York Symphony Orchestra's instrument petting zoo to let kids take instruments for a ride
The York Symphony Orchestra will have an instrument petting zoo after its Saturday Morning Symphony — A Musical Journey Through Time at 10 a.m. Saturday at the Strand-Capitol Performing Arts Center.
Menchey Music will have string instruments including the violin, woodwind instruments including flute, brass instruments including trumpet and percussion instruments including the snare drum for kids to try. Members of the orchestra will be in different stations in the lobby to instruct kids.
Lawrence Golan, music director and conductor for the YSO, makes instrument recommendations for children depending on age. For example, you can start a 3 or 4-year-old on piano or violin, but you wouldn't want to give them a trumpet or oboe. When they turn 8 or 9, they can pretty much pick anything.

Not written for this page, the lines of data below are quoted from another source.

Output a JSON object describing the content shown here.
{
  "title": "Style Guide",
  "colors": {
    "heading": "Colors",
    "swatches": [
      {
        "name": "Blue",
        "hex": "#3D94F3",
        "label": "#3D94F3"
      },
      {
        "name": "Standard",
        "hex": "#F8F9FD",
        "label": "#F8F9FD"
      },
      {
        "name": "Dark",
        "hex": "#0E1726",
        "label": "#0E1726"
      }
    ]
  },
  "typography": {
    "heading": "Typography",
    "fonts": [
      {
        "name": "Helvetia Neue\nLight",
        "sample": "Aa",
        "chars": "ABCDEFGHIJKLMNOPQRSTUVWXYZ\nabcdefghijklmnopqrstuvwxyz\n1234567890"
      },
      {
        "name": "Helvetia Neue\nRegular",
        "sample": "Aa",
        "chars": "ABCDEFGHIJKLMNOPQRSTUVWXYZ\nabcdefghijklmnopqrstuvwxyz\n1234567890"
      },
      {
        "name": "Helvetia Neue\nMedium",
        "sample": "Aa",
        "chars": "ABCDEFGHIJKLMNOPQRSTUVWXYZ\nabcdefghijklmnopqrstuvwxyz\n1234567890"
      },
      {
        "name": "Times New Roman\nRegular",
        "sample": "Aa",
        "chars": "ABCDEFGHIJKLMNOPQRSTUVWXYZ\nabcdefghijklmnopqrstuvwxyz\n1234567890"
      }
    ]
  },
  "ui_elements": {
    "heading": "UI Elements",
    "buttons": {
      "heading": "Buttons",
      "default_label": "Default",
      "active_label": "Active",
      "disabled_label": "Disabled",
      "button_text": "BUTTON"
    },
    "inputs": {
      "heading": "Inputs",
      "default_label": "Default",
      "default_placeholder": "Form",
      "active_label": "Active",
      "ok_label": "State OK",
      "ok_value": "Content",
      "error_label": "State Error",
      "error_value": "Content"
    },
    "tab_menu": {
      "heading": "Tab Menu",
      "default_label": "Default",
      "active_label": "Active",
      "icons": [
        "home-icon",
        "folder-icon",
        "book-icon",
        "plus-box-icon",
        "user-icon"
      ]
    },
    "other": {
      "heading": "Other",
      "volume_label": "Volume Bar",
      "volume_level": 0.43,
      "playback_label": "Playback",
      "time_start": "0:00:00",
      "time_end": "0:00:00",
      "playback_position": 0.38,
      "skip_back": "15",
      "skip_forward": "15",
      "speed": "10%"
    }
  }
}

There are exceptions. Certain instruments take bigger hands, like a cello or string bass. The piccolo, on the other hand, would be best played by someone with small fingers. Also, some instruments need a lot of breath support like a tuba. So, a student would need large lung capacity. Before your kid "pets an instrument," check out these fun facts.
String instruments have a bow. The hair on the bow comes from a horse. Strings originally were made out of sheep or cat gut and some still are, however most are now synthetic.
One of the most popular woodwind instruments is actually not made out of wood. The flute, pictured left, used to be made out of wood 200 years ago, Golan said, when the name woodwind was created. The more modern flute is made out of metal — sometimes silver, sometimes gold. It was probably switched for pitch stability, he said.
The English horn, pictured right, which is the larger version of the oboe, is not actually from England. The phrase is a result of a mistranslation of French terminology "cor anglais," which was supposed to mean angled horn because of its shape.
Similarly, the French horn is not French. The International Horn Society several years ago officially changed the name to horn. Most people still call it the French horn.
Literally anything can be used as a percussion instrument. Certain songs call for playing unusual objects, including airplane break drum, a brake system of an airplane. Anything you can hit, shake or scrape can be used as a percussion instrument.